aspose file tools*
The moose likes Programmer Certification (SCJP/OCPJP) and the fly likes String concatenation Big Moose Saloon
  Search | Java FAQ | Recent Topics | Flagged Topics | Hot Topics | Zero Replies
Register / Login
JavaRanch » Java Forums » Certification » Programmer Certification (SCJP/OCPJP)
Bookmark "String concatenation" Watch "String concatenation" New topic
Author

String concatenation

Carlo Smits
Greenhorn

Joined: Jul 09, 2001
Posts: 22
In Jaworski's applet I found the following question:
//what is the output displayed by the following program?
class Question
{
public static void main(String [] args)
{
String s1 = "ab";
String s2 = "abcd";
String s3 = "cd";
String s4 = s1 + s3;
s1 = s4;
System.out.println("s1"+((s1 == s2)? "==" : "!=")+" s2");
}
}
The answer is: s1 != s2

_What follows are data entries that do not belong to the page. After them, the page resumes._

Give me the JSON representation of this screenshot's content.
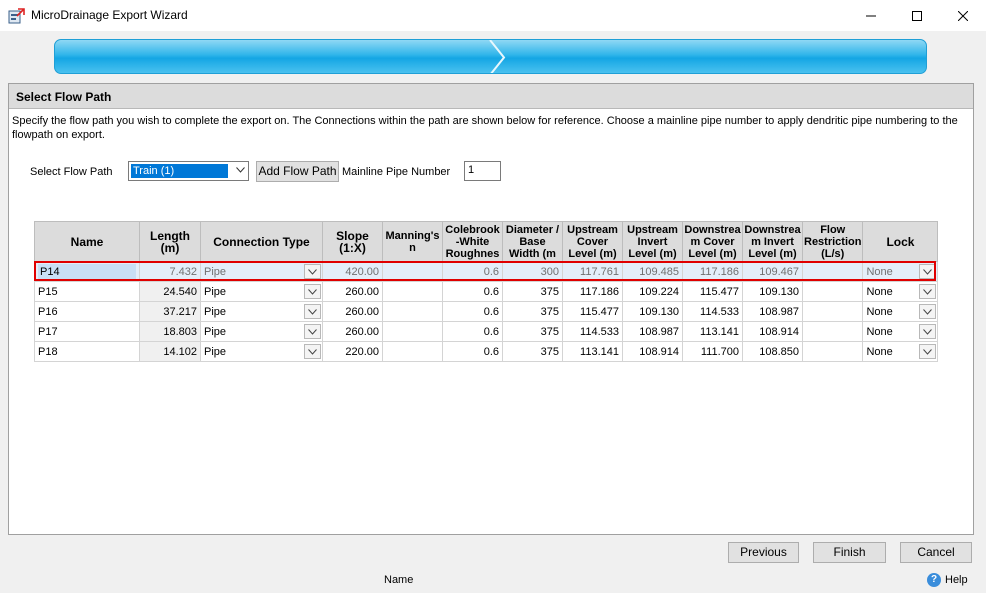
{
  "window": {
    "title": "MicroDrainage Export Wizard"
  },
  "panel": {
    "header": "Select Flow Path",
    "description": "Specify the flow path you wish to complete the export on. The Connections within the path are shown below for reference. Choose a mainline pipe number to apply dendritic pipe numbering to the flowpath on export.",
    "select_flow_path_label": "Select Flow Path",
    "select_flow_path_value": "Train (1)",
    "add_flow_path_label": "Add Flow Path",
    "mainline_label": "Mainline Pipe Number",
    "mainline_value": "1"
  },
  "table": {
    "headers": {
      "name": "Name",
      "length": "Length (m)",
      "connection_type": "Connection Type",
      "slope": "Slope (1:X)",
      "mannings": "Manning's n",
      "colebrook": "Colebrook -White Roughnes",
      "diameter": "Diameter / Base Width (m",
      "upstream_cover": "Upstream Cover Level (m)",
      "upstream_invert": "Upstream Invert Level (m)",
      "downstream_cover": "Downstrea m Cover Level (m)",
      "downstream_invert": "Downstrea m Invert Level (m)",
      "flow_restriction": "Flow Restriction (L/s)",
      "lock": "Lock"
    },
    "rows": [
      {
        "name": "P14",
        "length": "7.432",
        "type": "Pipe",
        "slope": "420.00",
        "mannings": "",
        "colebrook": "0.6",
        "diameter": "300",
        "us_cover": "117.761",
        "us_invert": "109.485",
        "ds_cover": "117.186",
        "ds_invert": "109.467",
        "flow": "",
        "lock": "None"
      },
      {
        "name": "P15",
        "length": "24.540",
        "type": "Pipe",
        "slope": "260.00",
        "mannings": "",
        "colebrook": "0.6",
        "diameter": "375",
        "us_cover": "117.186",
        "us_invert": "109.224",
        "ds_cover": "115.477",
        "ds_invert": "109.130",
        "flow": "",
        "lock": "None"
      },
      {
        "name": "P16",
        "length": "37.217",
        "type": "Pipe",
        "slope": "260.00",
        "mannings": "",
        "colebrook": "0.6",
        "diameter": "375",
        "us_cover": "115.477",
        "us_invert": "109.130",
        "ds_cover": "114.533",
        "ds_invert": "108.987",
        "flow": "",
        "lock": "None"
      },
      {
        "name": "P17",
        "length": "18.803",
        "type": "Pipe",
        "slope": "260.00",
        "mannings": "",
        "colebrook": "0.6",
        "diameter": "375",
        "us_cover": "114.533",
        "us_invert": "108.987",
        "ds_cover": "113.141",
        "ds_invert": "108.914",
        "flow": "",
        "lock": "None"
      },
      {
        "name": "P18",
        "length": "14.102",
        "type": "Pipe",
        "slope": "220.00",
        "mannings": "",
        "colebrook": "0.6",
        "diameter": "375",
        "us_cover": "113.141",
        "us_invert": "108.914",
        "ds_cover": "111.700",
        "ds_invert": "108.850",
        "flow": "",
        "lock": "None"
      }
    ]
  },
  "footer": {
    "previous": "Previous",
    "finish": "Finish",
    "cancel": "Cancel",
    "status_name": "Name",
    "help": "Help"
  },
  "colors": {
    "progress": "#14a6e4",
    "selection_outline": "#e00000",
    "selected_text": "#0078d7"
  },
  "icons": [
    "app-icon",
    "minimize-icon",
    "maximize-icon",
    "close-icon",
    "chevron-down-icon",
    "help-icon"
  ]
}
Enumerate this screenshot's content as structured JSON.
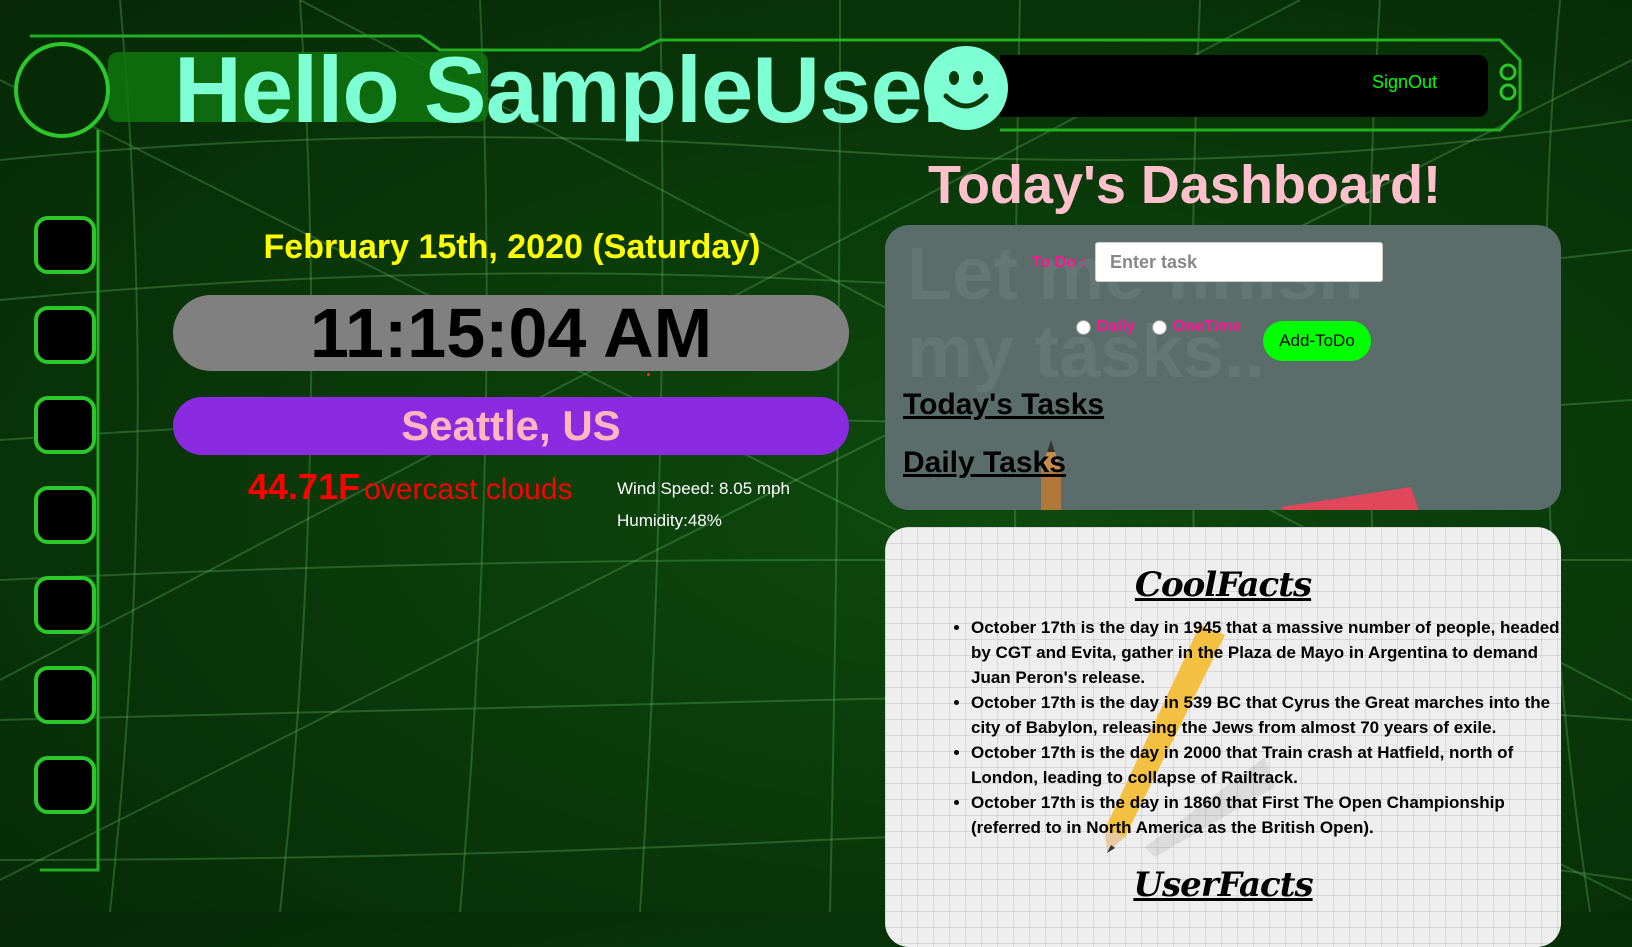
{
  "header": {
    "greeting": "Hello SampleUser",
    "signout_label": "SignOut"
  },
  "weather": {
    "date": "February 15th, 2020 (Saturday)",
    "time": "11:15:04 AM",
    "city": "Seattle, US",
    "temperature": "44.71F",
    "description": "overcast clouds",
    "wind": "Wind Speed: 8.05 mph",
    "humidity": "Humidity:48%"
  },
  "dashboard": {
    "title": "Today's Dashboard!",
    "watermark": "Let me finish my tasks..",
    "todo_label": "To Do :",
    "todo_placeholder": "Enter task",
    "radio_daily": "Daily",
    "radio_onetime": "OneTime",
    "add_button": "Add-ToDo",
    "todays_tasks": "Today's Tasks",
    "daily_tasks": "Daily Tasks"
  },
  "facts": {
    "cool_title": "CoolFacts",
    "items": [
      "October 17th is the day in 1945 that a massive number of people, headed by CGT and Evita, gather in the Plaza de Mayo in Argentina to demand Juan Peron's release.",
      "October 17th is the day in 539 BC that Cyrus the Great marches into the city of Babylon, releasing the Jews from almost 70 years of exile.",
      "October 17th is the day in 2000 that Train crash at Hatfield, north of London, leading to collapse of Railtrack.",
      "October 17th is the day in 1860 that First The Open Championship (referred to in North America as the British Open)."
    ],
    "user_title": "UserFacts"
  },
  "colors": {
    "greeting": "#7fffd4",
    "date": "#ffff00",
    "clock_bg": "#808080",
    "city_bg": "#8a2be2",
    "city_text": "#ffb6c1",
    "temperature": "#ff0000",
    "dashboard_title": "#ffc0cb",
    "todo_panel": "#5a6d6b",
    "add_button": "#00ff00",
    "signout": "#00ff00"
  }
}
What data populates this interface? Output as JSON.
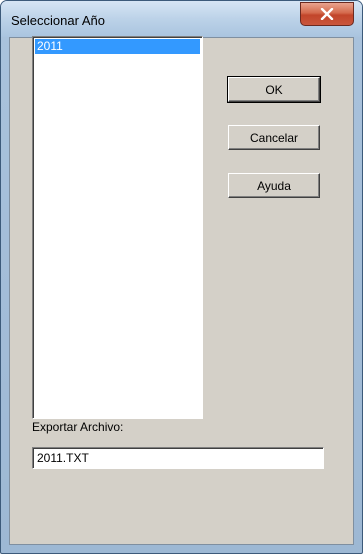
{
  "window": {
    "title": "Seleccionar Año"
  },
  "year_list": {
    "items": [
      {
        "label": "2011",
        "selected": true
      }
    ]
  },
  "buttons": {
    "ok_label": "OK",
    "cancel_label": "Cancelar",
    "help_label": "Ayuda"
  },
  "export": {
    "label": "Exportar Archivo:",
    "value": "2011.TXT"
  },
  "colors": {
    "selection": "#3399ff",
    "dialog_face": "#d4d0c8",
    "close_button": "#c2452a"
  },
  "icons": {
    "close": "close-icon"
  }
}
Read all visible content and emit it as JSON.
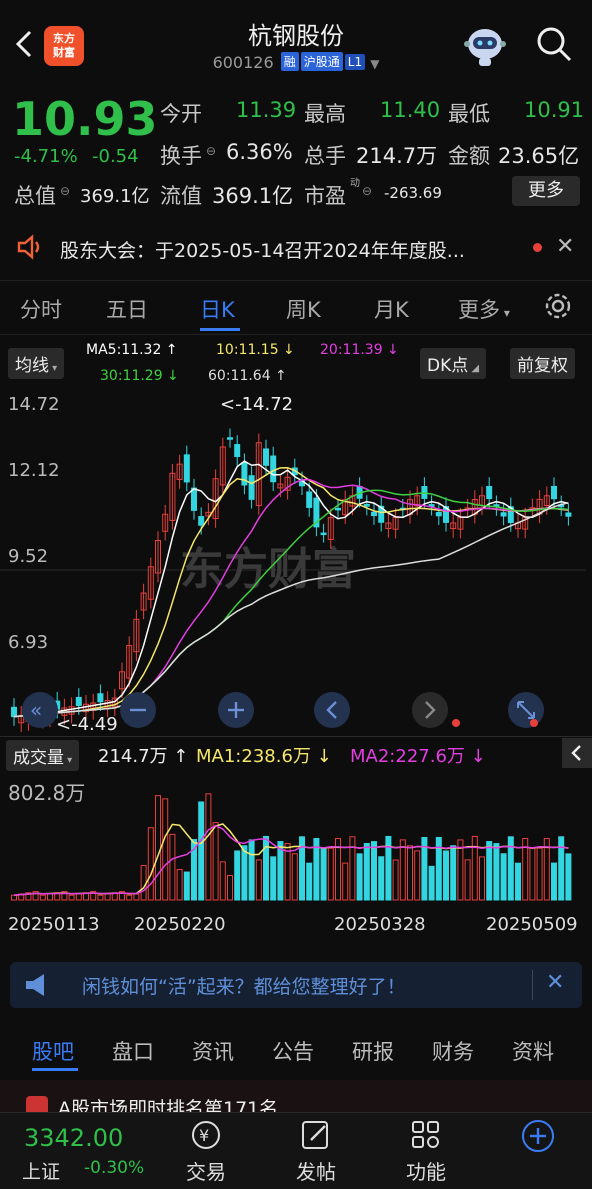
{
  "header": {
    "logo_line1": "东方",
    "logo_line2": "财富",
    "title": "杭钢股份",
    "code": "600126",
    "tags": [
      "融",
      "沪股通",
      "L1"
    ]
  },
  "quote": {
    "price": "10.93",
    "change_pct": "-4.71%",
    "change": "-0.54",
    "open_label": "今开",
    "open": "11.39",
    "high_label": "最高",
    "high": "11.40",
    "low_label": "最低",
    "low": "10.91",
    "turnover_label": "换手",
    "turnover": "6.36%",
    "volume_label": "总手",
    "volume": "214.7万",
    "amount_label": "金额",
    "amount": "23.65亿",
    "mktcap_label": "总值",
    "mktcap": "369.1亿",
    "float_label": "流值",
    "float": "369.1亿",
    "pe_label": "市盈",
    "pe_sup": "动",
    "pe": "-263.69",
    "more": "更多"
  },
  "notice": {
    "text": "股东大会：于2025-05-14召开2024年年度股..."
  },
  "ktabs": [
    "分时",
    "五日",
    "日K",
    "周K",
    "月K",
    "更多"
  ],
  "indicators": {
    "ma_select": "均线",
    "ma5": "MA5:11.32 ↑",
    "ma10": "10:11.15 ↓",
    "ma20": "20:11.39 ↓",
    "ma30": "30:11.29 ↓",
    "ma60": "60:11.64 ↑",
    "dk": "DK点",
    "adjust": "前复权"
  },
  "kchart": {
    "y_ticks": [
      "14.72",
      "12.12",
      "9.52",
      "6.93"
    ],
    "high_label": "<-14.72",
    "low_label": "<-4.49",
    "watermark": "东方财富"
  },
  "volume": {
    "select": "成交量",
    "vol": "214.7万 ↑",
    "ma1": "MA1:238.6万 ↓",
    "ma2": "MA2:227.6万 ↓",
    "y_top": "802.8万",
    "dates": [
      "20250113",
      "20250220",
      "20250328",
      "20250509"
    ]
  },
  "ad": {
    "text": "闲钱如何“活”起来？都给您整理好了！"
  },
  "section_tabs": [
    "股吧",
    "盘口",
    "资讯",
    "公告",
    "研报",
    "财务",
    "资料"
  ],
  "peek": {
    "text": "A股市场即时排名第171名"
  },
  "bottom": {
    "index_value": "3342.00",
    "index_name": "上证",
    "index_change": "-0.30%",
    "nav": [
      "交易",
      "发帖",
      "功能"
    ]
  },
  "colors": {
    "up": "#e8403a",
    "down": "#2fbf4a",
    "accent": "#3a7cf5",
    "ma5": "#ffffff",
    "ma10": "#f5e66b",
    "ma20": "#e23ee0",
    "ma30": "#3fd13f",
    "ma60": "#dddddd",
    "down_bar": "#33d6e0"
  }
}
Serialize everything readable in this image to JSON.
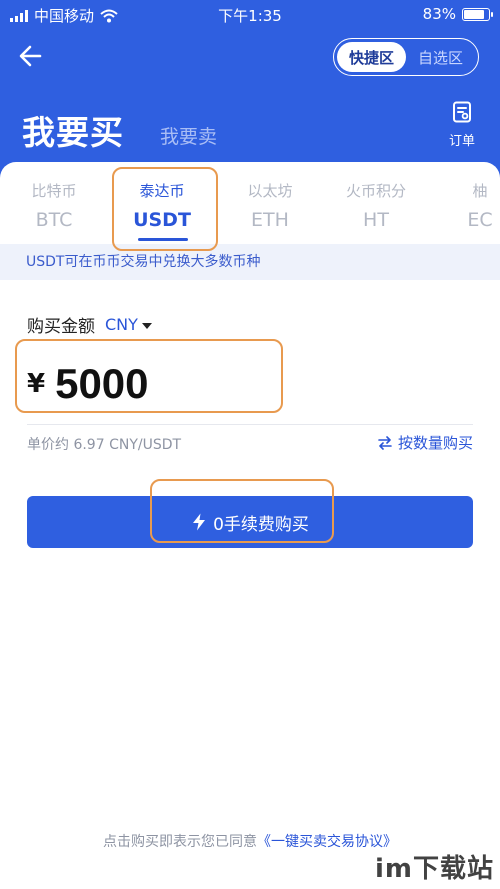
{
  "status_bar": {
    "carrier": "中国移动",
    "time": "下午1:35",
    "battery_pct": "83%",
    "battery_level": 0.83
  },
  "header": {
    "segment": {
      "items": [
        "快捷区",
        "自选区"
      ],
      "active": "快捷区"
    },
    "title_buy": "我要买",
    "title_sell": "我要卖",
    "orders_label": "订单"
  },
  "coin_tabs": [
    {
      "cn": "比特币",
      "en": "BTC"
    },
    {
      "cn": "泰达币",
      "en": "USDT",
      "active": true
    },
    {
      "cn": "以太坊",
      "en": "ETH"
    },
    {
      "cn": "火币积分",
      "en": "HT"
    },
    {
      "cn": "柚",
      "en": "EC"
    }
  ],
  "notice": "USDT可在币币交易中兑换大多数币种",
  "purchase": {
    "amount_label": "购买金额",
    "currency": "CNY",
    "currency_symbol": "¥",
    "amount": "5000",
    "unit_price": "单价约 6.97 CNY/USDT",
    "by_quantity_label": "按数量购买",
    "buy_button_label": "0手续费购买"
  },
  "agreement": {
    "prefix": "点击购买即表示您已同意",
    "link": "《一键买卖交易协议》"
  },
  "watermark": "im下载站",
  "colors": {
    "primary": "#2f5fe0",
    "accent_text": "#2a55d8",
    "highlight_outline": "#e89a4f"
  }
}
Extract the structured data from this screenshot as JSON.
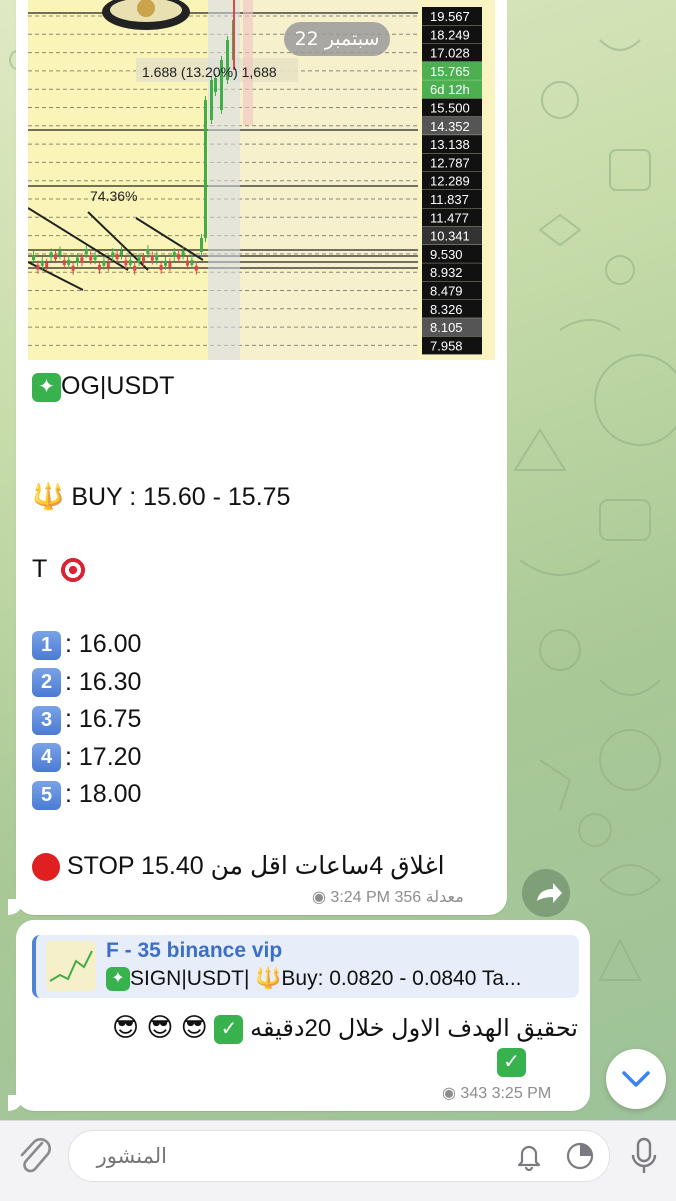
{
  "chart": {
    "date_pill": "22 سبتمبر",
    "measure_label": "1.688 (13.20%) 1,688",
    "pct_label": "74.36%",
    "price_levels": [
      "19.567",
      "18.249",
      "17.028",
      "15.765",
      "6d 12h",
      "15.500",
      "14.352",
      "13.138",
      "12.787",
      "12.289",
      "11.837",
      "11.477",
      "10.341",
      "9.530",
      "8.932",
      "8.479",
      "8.326",
      "8.105",
      "7.958"
    ]
  },
  "message1": {
    "pair": "OG|USDT",
    "buy_line": "BUY  : 15.60 - 15.75",
    "targets_label": "T",
    "targets": [
      {
        "num": "1",
        "value": ": 16.00"
      },
      {
        "num": "2",
        "value": ": 16.30"
      },
      {
        "num": "3",
        "value": ": 16.75"
      },
      {
        "num": "4",
        "value": ": 17.20"
      },
      {
        "num": "5",
        "value": ": 18.00"
      }
    ],
    "stop_line": "STOP  15.40 اغلاق 4ساعات اقل من",
    "views": "356",
    "edited": "معدلة",
    "time": "3:24 PM"
  },
  "message2": {
    "reply_title": "F - 35 binance vip",
    "reply_text": "SIGN|USDT| 🔱Buy: 0.0820 - 0.0840 Ta...",
    "text": "تحقيق الهدف الاول خلال 20دقيقه",
    "views": "343",
    "time": "3:25 PM"
  },
  "composer": {
    "placeholder": "المنشور"
  },
  "icons": {
    "attach": "paperclip-icon",
    "bell": "bell-icon",
    "timer": "timer-icon",
    "mic": "microphone-icon",
    "forward": "share-forward-icon",
    "scroll": "chevron-down-icon",
    "eye": "eye-icon"
  }
}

Apparently, after concatenating s1 and s3, the reference s4 does not refer to a literal in the string pool.
However, if you replace
String s4 = s1 + s3;
with
String s4 = "ab" + "cd";
the result is: s1 == s2
Apparently, the concatenation of these two string literals again results in a reference string literal. Does anybody know what's going on?

------------------
Manfred Leonhardt
Ranch Hand

Joined: Jan 09, 2001
Posts: 1492
Hi Carlo,
It is simply the compiler doing the work for you. In your first case, the compiler can not make any assumptions because you are using variables in the addition (references can point to any object).
The compiler assigns string literals to the "string table" which means they can be treated as constants because they are immutable.
Using that logic, in your second example the compiler can replace "ab" + "cd" with "abcd" without changing anything. Then it is easy to see that compiler created literal matches an already defined "string table" entry.
Regards,
Manfred.
Jason Li
Ranch Hand

Joined: Jun 24, 2001
Posts: 46
If you use s4 = "ab" + "cd", at compiling time the compiler knows it is a string literal "abcd" and optimize to use any string literal in string pool if existed. It's importmant to know all these happen in the compiling time (It is compiler depended, See JLS 15.8.1). So if any variable is one operand or any string is generated during run time, then two string equals but not "==".


green horn
Carlo Smits
Greenhorn

Joined: Jul 09, 2001
Posts: 22
Thanks all! It get it now.
Eric Pramono
Ranch Hand

Joined: Jul 09, 2001
Posts: 74
Hi Carlo,
Consider the following code:

After compiling, please run "javap -c X" and see the result. Here's what the compiler does when creating:
s3: compiler created a string literal "abcd"
s4:
1) compiler created a StringBuffer object,
2) load first string literal ("ab") into the StringBuffer
3) create a string literal "cd"
4) append the string literal "cd" into the StringBuffer
5) store the String as a result of StringBuffer.toString()
s5:
1) compiler created a StringBuffer object,
2) load first string literal ("ab") into the StringBuffer
3) load the second string literal ("cd") and append the string into the StringBuffer
4) store the String as a result of StringBuffer.toString()
so, if I try the following code:

it'll give me a result:
true; true; false; false;
because we're comparing the address of memory here, and not what it contains.
correct me if I'm wrong.
- eric
 
jQuery in Action, 2nd edition
 
subject: String concatenation